Monday, July 4, 2011

Independence Day

Have you ever discovered the true poetry that happened in the friendship of John Adams and Thomas Jefferson?  It's intriguing. 

They were as different as different could be.  Adams was a straightlaced, hard working, plain speaking, puritanical New Englander, Jefferson a leisurely, gentlemanly, charming, introverted Southerner.  They were nearly perfect opposites, yet they helped form a nation together, they wrote the Declaration of Independence together, and became friends of a lifetime. 

They became like brothers for a time, against a backdrop of Boston, Philadelphia, Virginia, Paris, Denmark, and Washington.  As is often the case, then politics took its toll on them.  As they ran against each other for two presidencies, their contrasting ideals and political gameplay drove a seemingly incurable wedge between them.  Theirs was the bitterest enmity of brothers parted on bad terms.  Then, late in their lives, as they were both dealing with the loss of their wives, age, and semi-infirmity, they began a cautious correspondence which blossomed into a tenderer friendship than they had had before.  Their letters to each other were comforts and delights.  The kinship of forming the new nation was sparked yet again, and their personal interest in each other's lives were rekindled.  They corresponded regularly the rest of their lives.  In fact, in the final act of poetry, they died on the same day...July 4, on the fiftieth anniversary of the nation whose Independence they had drafted together.  Truth is stranger than can't make this stuff up.

***Editor's Note:  For more reading on this subject, check out John Adams by David McCullough.  It's fantastic.

photos courtesy of Wikipedia


  1. Facinating. I'd love to read more - if I were more dedicated. You'll just have to clue me in to these amazing historical insights!

    Hope you are all doing well - have a great day!

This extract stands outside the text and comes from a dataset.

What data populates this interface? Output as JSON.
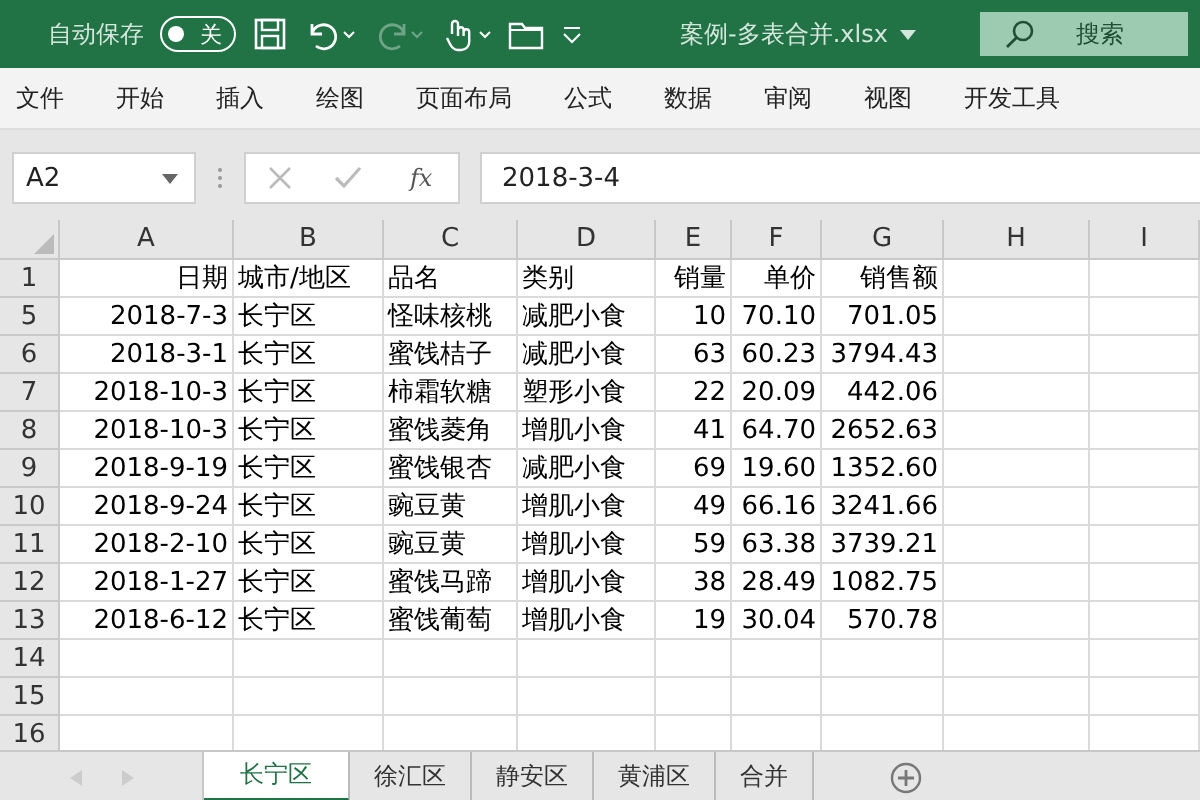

  2. Another great source to try that's a little more concise is the chapter on Adams and Jefferson in the book "Founding Brothers" by Joseph Ellis. It's a great, faster read.